Join the latest e-discussion on inequalities in urban areas
Date : 04 January 2013
The e-discussion on inequalities and urban areas begins on 4 January and will continue for three weeks. The discussion is led by organizations committed to finding solutions for the urban poor: the International Institute for Environment and Development (IIED), Slum Dwellers International, UN HABITAT and UNICEF. The discussion will aim to gather views from a broad range of stakeholders on how to address Inequalities in Urban Areas in the Post-2015 Development Agenda.
This is the eighth of the UN Development Group Global Thematic Consultations on Inequalities, jointly convened by UN Women and UNICEF. The online platform for the e-discussion on addressing inequalities was launched at the beginning of October with the first discussion focusing on gender inequality, followed by a discussion on gender-based violence on 17 October. The website http://www.worldwewant2015.org/inequalities is open to the public, following a simple registration process.
The e-discussions are a series of time-bound, co-moderated dialogues designed to seek the views of a broad range of stakeholders including governments, UN and other development agencies, civil society, philanthropic organizations, the private sector, and most importantly, the general public.
UN Women aims to bring together a wide range of views and voices on a variety of topics related to inequalities to review progress on the Millennium Development Goals and discuss the options for reflecting and addressing inequalities in the post-2015 development framework.
These e-discussions are meant to stimulate a “global conversation on the various forms of inequalities, identify policy options and responses and look at how these might be deployed in the context of the post-2015 development agenda and look in-depth at the structure, content and implications of major forms of inequalities, as barriers to development and social justice.
The recommendations emerging from the e-discussions, and other discussions on gender within and outside the inequalities track, will be part of a synthesis report that will be presented to a high-level meeting in Denmark in February 2013 on Inequalities.
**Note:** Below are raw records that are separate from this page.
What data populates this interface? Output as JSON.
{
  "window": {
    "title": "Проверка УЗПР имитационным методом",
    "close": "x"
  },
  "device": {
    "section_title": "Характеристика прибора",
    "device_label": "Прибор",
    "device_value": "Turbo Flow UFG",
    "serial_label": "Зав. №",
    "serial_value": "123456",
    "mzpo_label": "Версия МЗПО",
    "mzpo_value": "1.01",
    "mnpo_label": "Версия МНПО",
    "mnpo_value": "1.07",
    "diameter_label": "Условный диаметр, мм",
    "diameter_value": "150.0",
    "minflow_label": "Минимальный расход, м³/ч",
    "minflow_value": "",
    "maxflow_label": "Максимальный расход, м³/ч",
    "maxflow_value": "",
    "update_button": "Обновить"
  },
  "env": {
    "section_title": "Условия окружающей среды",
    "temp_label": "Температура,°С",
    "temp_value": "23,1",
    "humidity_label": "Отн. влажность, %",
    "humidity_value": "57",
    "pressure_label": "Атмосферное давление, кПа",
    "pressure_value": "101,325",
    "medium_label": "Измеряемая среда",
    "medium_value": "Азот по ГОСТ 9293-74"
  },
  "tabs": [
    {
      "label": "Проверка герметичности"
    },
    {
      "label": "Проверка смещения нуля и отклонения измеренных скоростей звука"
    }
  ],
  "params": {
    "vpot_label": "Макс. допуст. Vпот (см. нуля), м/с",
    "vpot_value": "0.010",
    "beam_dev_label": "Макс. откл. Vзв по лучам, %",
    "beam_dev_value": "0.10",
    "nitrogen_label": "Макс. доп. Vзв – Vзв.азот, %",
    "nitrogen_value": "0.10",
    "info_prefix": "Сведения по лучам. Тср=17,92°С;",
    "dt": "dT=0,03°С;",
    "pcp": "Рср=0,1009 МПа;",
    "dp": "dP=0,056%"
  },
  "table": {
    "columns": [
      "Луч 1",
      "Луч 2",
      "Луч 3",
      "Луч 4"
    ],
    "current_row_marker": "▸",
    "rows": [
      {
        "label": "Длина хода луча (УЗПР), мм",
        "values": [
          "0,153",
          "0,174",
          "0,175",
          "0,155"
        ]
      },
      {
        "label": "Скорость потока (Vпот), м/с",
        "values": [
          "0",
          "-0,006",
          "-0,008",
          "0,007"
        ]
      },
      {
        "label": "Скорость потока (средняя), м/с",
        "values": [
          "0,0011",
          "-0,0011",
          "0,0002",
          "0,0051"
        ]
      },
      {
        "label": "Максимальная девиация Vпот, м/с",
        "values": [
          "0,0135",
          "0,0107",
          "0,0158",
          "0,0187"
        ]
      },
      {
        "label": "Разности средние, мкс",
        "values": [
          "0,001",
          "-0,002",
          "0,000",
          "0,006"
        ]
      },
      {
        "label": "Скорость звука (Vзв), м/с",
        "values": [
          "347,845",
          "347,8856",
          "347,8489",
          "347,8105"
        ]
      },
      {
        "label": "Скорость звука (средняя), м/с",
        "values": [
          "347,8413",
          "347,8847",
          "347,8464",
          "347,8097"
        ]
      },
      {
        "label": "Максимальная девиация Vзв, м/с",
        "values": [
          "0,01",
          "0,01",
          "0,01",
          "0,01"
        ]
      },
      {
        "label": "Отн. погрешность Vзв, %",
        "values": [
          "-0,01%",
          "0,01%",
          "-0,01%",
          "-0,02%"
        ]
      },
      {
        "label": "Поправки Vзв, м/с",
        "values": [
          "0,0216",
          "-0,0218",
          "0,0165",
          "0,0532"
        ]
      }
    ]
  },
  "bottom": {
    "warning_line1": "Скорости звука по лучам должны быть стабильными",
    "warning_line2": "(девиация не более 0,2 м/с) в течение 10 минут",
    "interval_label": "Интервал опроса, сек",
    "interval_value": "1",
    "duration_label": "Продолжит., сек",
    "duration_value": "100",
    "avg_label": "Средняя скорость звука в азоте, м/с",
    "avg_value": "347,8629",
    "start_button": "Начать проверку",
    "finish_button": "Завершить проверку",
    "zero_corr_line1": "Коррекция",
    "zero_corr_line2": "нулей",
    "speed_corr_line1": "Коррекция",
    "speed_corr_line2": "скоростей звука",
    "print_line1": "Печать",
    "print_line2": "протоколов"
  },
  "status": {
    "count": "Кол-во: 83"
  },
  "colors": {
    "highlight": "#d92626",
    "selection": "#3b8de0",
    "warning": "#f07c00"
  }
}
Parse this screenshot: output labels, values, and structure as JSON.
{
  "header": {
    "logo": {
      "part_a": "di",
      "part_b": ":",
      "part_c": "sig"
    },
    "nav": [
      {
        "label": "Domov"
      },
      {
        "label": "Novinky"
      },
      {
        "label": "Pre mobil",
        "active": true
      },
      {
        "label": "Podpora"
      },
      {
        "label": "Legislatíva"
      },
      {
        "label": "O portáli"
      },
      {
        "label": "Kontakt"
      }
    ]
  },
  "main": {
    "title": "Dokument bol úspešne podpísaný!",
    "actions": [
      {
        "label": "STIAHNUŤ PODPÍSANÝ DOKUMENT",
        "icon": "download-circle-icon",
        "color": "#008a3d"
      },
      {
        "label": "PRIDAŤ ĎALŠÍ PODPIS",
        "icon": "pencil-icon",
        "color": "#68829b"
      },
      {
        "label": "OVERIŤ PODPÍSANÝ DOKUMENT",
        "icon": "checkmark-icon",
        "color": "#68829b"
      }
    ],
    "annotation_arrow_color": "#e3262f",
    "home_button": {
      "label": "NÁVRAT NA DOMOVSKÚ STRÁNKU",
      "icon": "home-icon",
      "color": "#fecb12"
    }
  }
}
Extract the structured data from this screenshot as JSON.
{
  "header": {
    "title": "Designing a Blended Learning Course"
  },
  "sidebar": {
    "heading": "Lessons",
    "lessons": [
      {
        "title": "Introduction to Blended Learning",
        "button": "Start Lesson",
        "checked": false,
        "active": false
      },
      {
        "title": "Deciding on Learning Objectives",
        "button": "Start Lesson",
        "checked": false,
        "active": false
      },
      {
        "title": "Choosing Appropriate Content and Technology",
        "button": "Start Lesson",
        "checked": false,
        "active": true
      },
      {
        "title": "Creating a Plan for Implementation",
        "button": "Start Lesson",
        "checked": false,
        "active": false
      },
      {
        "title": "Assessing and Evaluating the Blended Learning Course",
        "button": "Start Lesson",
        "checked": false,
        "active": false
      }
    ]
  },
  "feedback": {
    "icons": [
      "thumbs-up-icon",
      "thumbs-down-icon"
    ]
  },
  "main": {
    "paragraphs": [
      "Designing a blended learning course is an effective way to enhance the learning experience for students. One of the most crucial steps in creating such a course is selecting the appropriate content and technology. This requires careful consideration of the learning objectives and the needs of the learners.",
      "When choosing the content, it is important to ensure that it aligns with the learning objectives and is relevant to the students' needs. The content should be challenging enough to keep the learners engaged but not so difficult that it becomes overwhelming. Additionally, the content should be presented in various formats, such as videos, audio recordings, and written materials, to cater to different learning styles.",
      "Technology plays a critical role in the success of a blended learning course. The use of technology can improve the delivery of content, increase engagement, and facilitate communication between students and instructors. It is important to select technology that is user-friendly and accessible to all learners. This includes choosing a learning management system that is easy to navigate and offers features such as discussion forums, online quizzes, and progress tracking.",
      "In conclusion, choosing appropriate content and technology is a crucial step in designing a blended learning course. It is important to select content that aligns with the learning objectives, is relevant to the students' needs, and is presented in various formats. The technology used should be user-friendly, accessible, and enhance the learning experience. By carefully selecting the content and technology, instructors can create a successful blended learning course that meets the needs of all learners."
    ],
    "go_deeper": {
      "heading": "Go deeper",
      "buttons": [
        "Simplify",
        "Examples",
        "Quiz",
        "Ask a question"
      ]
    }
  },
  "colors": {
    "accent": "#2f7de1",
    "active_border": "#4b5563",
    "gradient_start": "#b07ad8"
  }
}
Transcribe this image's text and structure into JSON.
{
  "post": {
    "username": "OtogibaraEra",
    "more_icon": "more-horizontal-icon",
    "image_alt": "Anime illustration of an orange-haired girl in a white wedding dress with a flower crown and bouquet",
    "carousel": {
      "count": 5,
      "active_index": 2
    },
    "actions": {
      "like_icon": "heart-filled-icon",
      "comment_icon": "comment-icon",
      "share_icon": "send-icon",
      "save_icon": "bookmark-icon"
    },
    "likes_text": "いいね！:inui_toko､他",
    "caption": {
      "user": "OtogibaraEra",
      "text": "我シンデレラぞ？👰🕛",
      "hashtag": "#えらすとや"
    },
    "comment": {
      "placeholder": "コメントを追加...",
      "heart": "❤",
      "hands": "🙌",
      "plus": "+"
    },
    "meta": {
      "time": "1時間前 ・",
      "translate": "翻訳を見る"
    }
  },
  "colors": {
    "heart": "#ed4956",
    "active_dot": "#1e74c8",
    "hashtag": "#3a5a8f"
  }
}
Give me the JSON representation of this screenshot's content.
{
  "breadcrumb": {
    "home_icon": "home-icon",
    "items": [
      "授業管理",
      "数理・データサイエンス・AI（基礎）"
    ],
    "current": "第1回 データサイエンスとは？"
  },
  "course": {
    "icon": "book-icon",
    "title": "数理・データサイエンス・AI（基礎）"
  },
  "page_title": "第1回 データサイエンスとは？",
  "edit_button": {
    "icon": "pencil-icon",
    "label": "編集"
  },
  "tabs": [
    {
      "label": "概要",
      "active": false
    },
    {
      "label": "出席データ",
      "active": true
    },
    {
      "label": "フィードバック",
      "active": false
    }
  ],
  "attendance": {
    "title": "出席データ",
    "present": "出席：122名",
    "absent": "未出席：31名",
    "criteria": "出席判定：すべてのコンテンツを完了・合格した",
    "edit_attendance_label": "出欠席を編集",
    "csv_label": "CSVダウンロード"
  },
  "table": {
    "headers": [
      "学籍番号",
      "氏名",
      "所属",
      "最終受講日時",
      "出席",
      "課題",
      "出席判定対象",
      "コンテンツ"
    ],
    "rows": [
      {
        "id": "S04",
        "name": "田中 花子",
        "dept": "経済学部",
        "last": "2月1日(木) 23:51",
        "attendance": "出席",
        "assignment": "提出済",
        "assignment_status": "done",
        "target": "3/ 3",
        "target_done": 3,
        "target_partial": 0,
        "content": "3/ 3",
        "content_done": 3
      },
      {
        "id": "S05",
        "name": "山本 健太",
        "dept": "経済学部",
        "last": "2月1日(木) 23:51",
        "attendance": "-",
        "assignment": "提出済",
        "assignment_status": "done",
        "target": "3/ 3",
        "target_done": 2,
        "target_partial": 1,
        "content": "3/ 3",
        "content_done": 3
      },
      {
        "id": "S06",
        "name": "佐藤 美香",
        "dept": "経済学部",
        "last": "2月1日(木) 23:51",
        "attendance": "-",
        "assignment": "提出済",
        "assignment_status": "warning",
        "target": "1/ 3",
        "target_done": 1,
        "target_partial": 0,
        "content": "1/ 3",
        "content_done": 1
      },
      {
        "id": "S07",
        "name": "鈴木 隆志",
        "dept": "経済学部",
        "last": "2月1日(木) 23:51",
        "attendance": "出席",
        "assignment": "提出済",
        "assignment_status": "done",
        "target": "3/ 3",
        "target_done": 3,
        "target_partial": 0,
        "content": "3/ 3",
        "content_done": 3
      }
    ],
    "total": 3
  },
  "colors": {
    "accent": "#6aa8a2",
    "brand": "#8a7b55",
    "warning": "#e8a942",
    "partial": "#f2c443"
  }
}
The report will also be provided to the High-level Panel on the Post-2015 Development Agenda appointed by the UN Secretary-General.